I didn't mean to imply that you were blowing things out of proportion but Randy linking an MSDS to a pure product, this is a bit misleading to what we, as racers, may be exposed to. That is like saying that foods with certain additives are hazardous because the additive in its pure form is hazardous.

If you look at the OSHA standards, there are only a couple of hundred chemicals that have regulatory limits (which leaves thousands without). One way to measure MS is with a volatile organic chemicals instrument which give an indication of airborne concentrations is calibrated. Even in the stuffiest of tracks, I would be surprised if anything more than a couple of parts per million registered.

One advantage of using a product like methyl salicylate (MS) is that it has a distinct odor. I would be more concerned about using a product that has no warning properties that may be just as hazardous as MS.

I do hope you can develop something that is safer but I don't want people to start becoming overly alarmed.
g_bruin is offline   Reply With Quote
Reply
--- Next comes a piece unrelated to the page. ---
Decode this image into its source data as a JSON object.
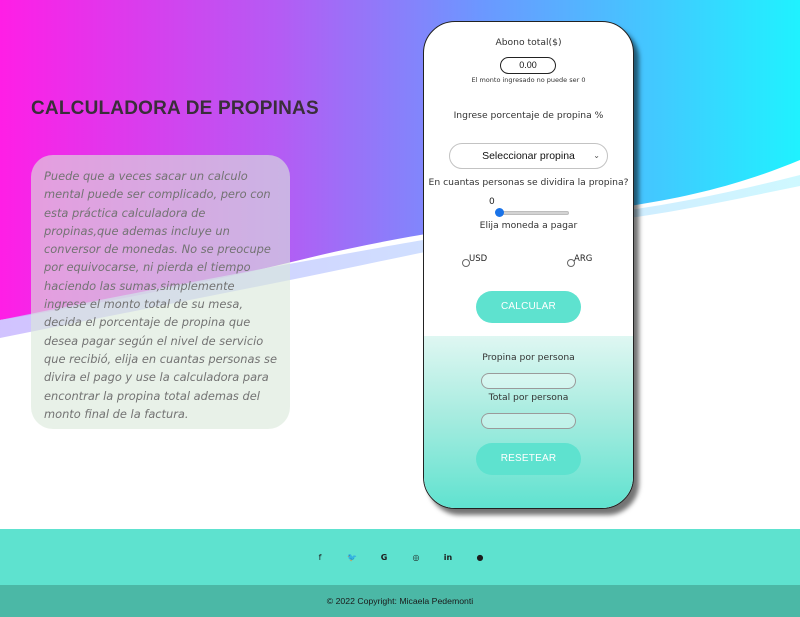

Similar Threads
Thread Thread Starter Forum Replies Last Post
Traction Compounds srs64 Electric On-Road 1 09-13-2007 04:25 PM
Tyre Traction compounds etc Got Xray? Australian Racing 29 08-13-2006 06:24 AM
Traction Compounds Questions DiegoVVRacing Electric On-Road 3 11-23-2004 02:14 AM
what ingredients go into traction compounds ark Electric On-Road 0 05-05-2004 07:49 AM
Traction Compounds for Parking Lots Jared Kirkwood Electric On-Road 16 06-05-2002 09:06 PM



Currently Active Users Viewing This Thread: 1 (0 members and 1 guests)
 
Thread Tools Search this Thread
Search this Thread:

Advanced Search

Posting Rules
You may not post new threads
You may not post replies
You may not post attachments
You may not edit your posts

BB code is On
Smilies are On
[IMG] code is On
HTML code is Off
Trackbacks are On
Pingbacks are On
Refbacks are Off



All times are GMT -7. It is currently 06:02 AM.


Powered By: vBulletin v3.9.2.1
Privacy Policy | Terms of Use | Advertise Content © 2001-2011 RCTech.net